This series of stand-up paddle boards are specifically crafted for open ocean stand-up paddle boarding as well as downwinding. It is crafted with high-quality rockers and rails for improved downwind capability. These stand-up paddle boards’ noses utilize a rounded planning shape and have excellent surface texture displacement and glide.
Due to the full rails, the board also offers superior stability and maneuverability. All of this is why we think it is an excellent option for investing in a downwind SUP.
For someone looking for an awesome board that works well with downwinding this is a great investment. Unlike many of the other options, this board is not inflatable but rather a hard board which gives a completely different riding experience.
Downwind Paddle Board FAQs

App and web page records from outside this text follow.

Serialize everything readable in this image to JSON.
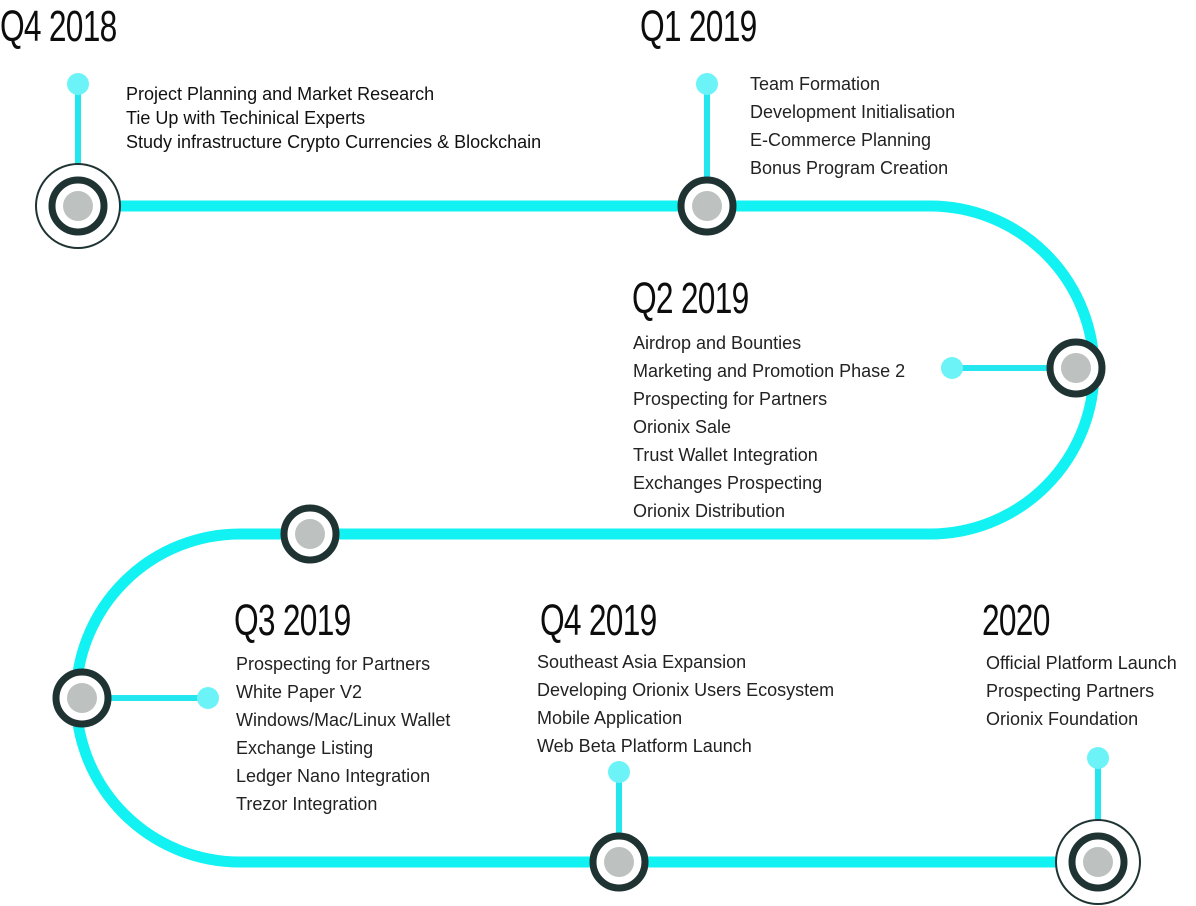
{
  "colors": {
    "track": "#12F2F2",
    "stem": "#23E6EE",
    "stem_dot": "#6CF3F8",
    "node_ring": "#1F3333",
    "node_fill": "#BDC1C0",
    "text": "#222222",
    "heading": "#0D0D0D",
    "background": "#FFFFFF"
  },
  "milestones": [
    {
      "id": "q4-2018",
      "title": "Q4 2018",
      "items": [
        "Project Planning and Market Research",
        "Tie Up with Techinical Experts",
        "Study infrastructure Crypto Currencies & Blockchain"
      ]
    },
    {
      "id": "q1-2019",
      "title": "Q1 2019",
      "items": [
        "Team Formation",
        "Development Initialisation",
        "E-Commerce Planning",
        "Bonus Program Creation"
      ]
    },
    {
      "id": "q2-2019",
      "title": "Q2 2019",
      "items": [
        "Airdrop and Bounties",
        "Marketing and Promotion Phase 2",
        "Prospecting for Partners",
        "Orionix Sale",
        "Trust Wallet Integration",
        "Exchanges Prospecting",
        "Orionix Distribution"
      ]
    },
    {
      "id": "q3-2019",
      "title": "Q3 2019",
      "items": [
        "Prospecting for Partners",
        "White Paper V2",
        "Windows/Mac/Linux Wallet",
        "Exchange Listing",
        "Ledger Nano Integration",
        "Trezor Integration"
      ]
    },
    {
      "id": "q4-2019",
      "title": "Q4 2019",
      "items": [
        "Southeast Asia Expansion",
        "Developing Orionix Users Ecosystem",
        "Mobile Application",
        "Web Beta Platform Launch"
      ]
    },
    {
      "id": "2020",
      "title": "2020",
      "items": [
        "Official Platform Launch",
        "Prospecting Partners",
        "Orionix Foundation"
      ]
    }
  ]
}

Even though we’ve talked about what exactly downwinding is, what makes a good downwind board, and given you a few options, we know there are still a bunch of questions. So we thought we’d take a look at several of them in hopes it could help you with your decision-making process.

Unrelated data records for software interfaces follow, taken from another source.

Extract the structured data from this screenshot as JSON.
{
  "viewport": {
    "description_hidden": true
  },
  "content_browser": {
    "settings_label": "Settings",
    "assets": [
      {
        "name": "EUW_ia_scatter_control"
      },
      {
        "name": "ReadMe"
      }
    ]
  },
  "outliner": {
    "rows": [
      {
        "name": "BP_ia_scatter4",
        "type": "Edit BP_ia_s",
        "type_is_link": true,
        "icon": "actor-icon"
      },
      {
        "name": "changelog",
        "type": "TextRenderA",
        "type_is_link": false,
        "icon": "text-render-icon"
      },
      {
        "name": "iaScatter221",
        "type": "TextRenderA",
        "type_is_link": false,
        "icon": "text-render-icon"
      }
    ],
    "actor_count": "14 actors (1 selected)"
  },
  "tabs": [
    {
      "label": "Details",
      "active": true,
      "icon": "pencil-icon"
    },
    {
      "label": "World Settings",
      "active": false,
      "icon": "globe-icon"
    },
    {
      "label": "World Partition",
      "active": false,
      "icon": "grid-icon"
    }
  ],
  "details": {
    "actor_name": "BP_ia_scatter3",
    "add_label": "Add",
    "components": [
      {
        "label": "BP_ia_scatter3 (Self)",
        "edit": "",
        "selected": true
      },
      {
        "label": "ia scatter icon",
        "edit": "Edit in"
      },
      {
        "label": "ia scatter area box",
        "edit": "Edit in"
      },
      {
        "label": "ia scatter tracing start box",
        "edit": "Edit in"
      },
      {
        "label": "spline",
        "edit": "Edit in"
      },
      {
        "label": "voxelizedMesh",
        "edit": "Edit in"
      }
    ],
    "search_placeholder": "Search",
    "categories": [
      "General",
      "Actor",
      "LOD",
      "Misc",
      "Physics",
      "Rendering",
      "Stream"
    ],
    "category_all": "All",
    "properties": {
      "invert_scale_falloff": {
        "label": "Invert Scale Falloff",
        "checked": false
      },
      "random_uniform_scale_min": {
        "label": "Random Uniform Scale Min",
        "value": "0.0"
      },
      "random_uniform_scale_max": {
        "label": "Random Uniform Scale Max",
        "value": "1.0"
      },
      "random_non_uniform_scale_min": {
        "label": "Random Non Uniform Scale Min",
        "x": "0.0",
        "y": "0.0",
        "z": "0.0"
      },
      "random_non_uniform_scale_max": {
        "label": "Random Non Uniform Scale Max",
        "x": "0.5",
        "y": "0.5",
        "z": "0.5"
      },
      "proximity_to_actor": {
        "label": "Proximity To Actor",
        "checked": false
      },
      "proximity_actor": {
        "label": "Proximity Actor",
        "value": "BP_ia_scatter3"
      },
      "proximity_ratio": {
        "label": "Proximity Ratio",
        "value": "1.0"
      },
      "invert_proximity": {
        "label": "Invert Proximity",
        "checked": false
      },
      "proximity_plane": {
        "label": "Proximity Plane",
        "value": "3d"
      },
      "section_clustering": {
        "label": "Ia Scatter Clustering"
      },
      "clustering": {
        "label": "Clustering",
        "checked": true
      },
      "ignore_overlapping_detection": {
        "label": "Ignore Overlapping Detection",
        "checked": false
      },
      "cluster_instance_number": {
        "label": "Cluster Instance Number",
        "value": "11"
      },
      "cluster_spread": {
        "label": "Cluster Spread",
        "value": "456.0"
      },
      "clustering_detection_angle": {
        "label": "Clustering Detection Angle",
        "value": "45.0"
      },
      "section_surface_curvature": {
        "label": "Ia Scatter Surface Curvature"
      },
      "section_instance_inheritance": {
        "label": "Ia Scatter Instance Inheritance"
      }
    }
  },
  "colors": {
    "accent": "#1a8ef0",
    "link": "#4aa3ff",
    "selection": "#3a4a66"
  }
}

Is an inflatable board feasible for this type of paddle boarding?
When it comes to down winding, utilizing an inflatable board is most definitely possible. It is, of course, always suggested to use a hardboard rather than an inflatable because of stability and maneuverability. However, inflatable boards specifically designed for this type of boarding offer a wealth of great features, but cannot reach the level of performance in the waves as hardboards do.
Inflatable boards have perks, though, as the board’s flexibility makes it far simpler to stick and follow the curve of waves. If you are looking for something that uses less use of a paddle then finding a board that lacks hard rails is not a good idea. Not having these features will mean you’re going to end up steering more often with a paddle than other methods.
Can I use a downwind paddle board only for down winding?
A downwind board is not solely for downwinding. You can also use it as a racing or touring option, or even some leisure touring depending on the shape and your paddling experience. No matter what, if you’re utilizing this type of paddle board, you will want to have a wealth of experience to understand core skills like navigation and maneuverability. Downwinding SUP boards are less stable than all-around boards and much harder to maneuver (especially the longer and slimmer versions), so you have to have a specific skill level to use a downwind board efficiently.
Who should invest in a downwind SUP board? This sentence is not correct…
The answer to that question is not as simple as one might think. You might think that anyone wanting to downwind should invest and though that might be the case there are some that will benefit more from the investment. This is because these types of boards due to their design require some more skills when it comes to paddling than others. Also, if you’re looking for something you can enjoy other SUP activities with like touring you may want to invest in a more versatile board.
Investing in a downwind board is really only suggestable for the most part if you are looking to solely concentrate on that aspect of the sport. This may mean you want to check out the SIC or Bump Rider we looked at above. But overall if you want to invest in a good board for downwinding we suggest going more for a “coastrunner” especially if you live in a place with good swells. Also make sure you invest in high quality accessories like a carbon paddle and always stay safe.
Downwind SUP Boards: Conclusion
When it comes to downwind stand-up paddle boards, are similar to race boards but utilize features from other forms of boards to improve their performance. If you’re looking to get into down winding, you have to understand it is a challenging activity and needs experience. On top of that, investing your hard-earned money in some of these boards can be a big investment.
That means you want to ensure that you are experienced and able to handle the board, that there are swells close to you regularly, and that you are devoted to learning this new form of paddle boarding. We hope that our look at downwind SUP boards has helped you decide if this is the right sport for you, and if it is, it has helped you determine which board is a good fit for you.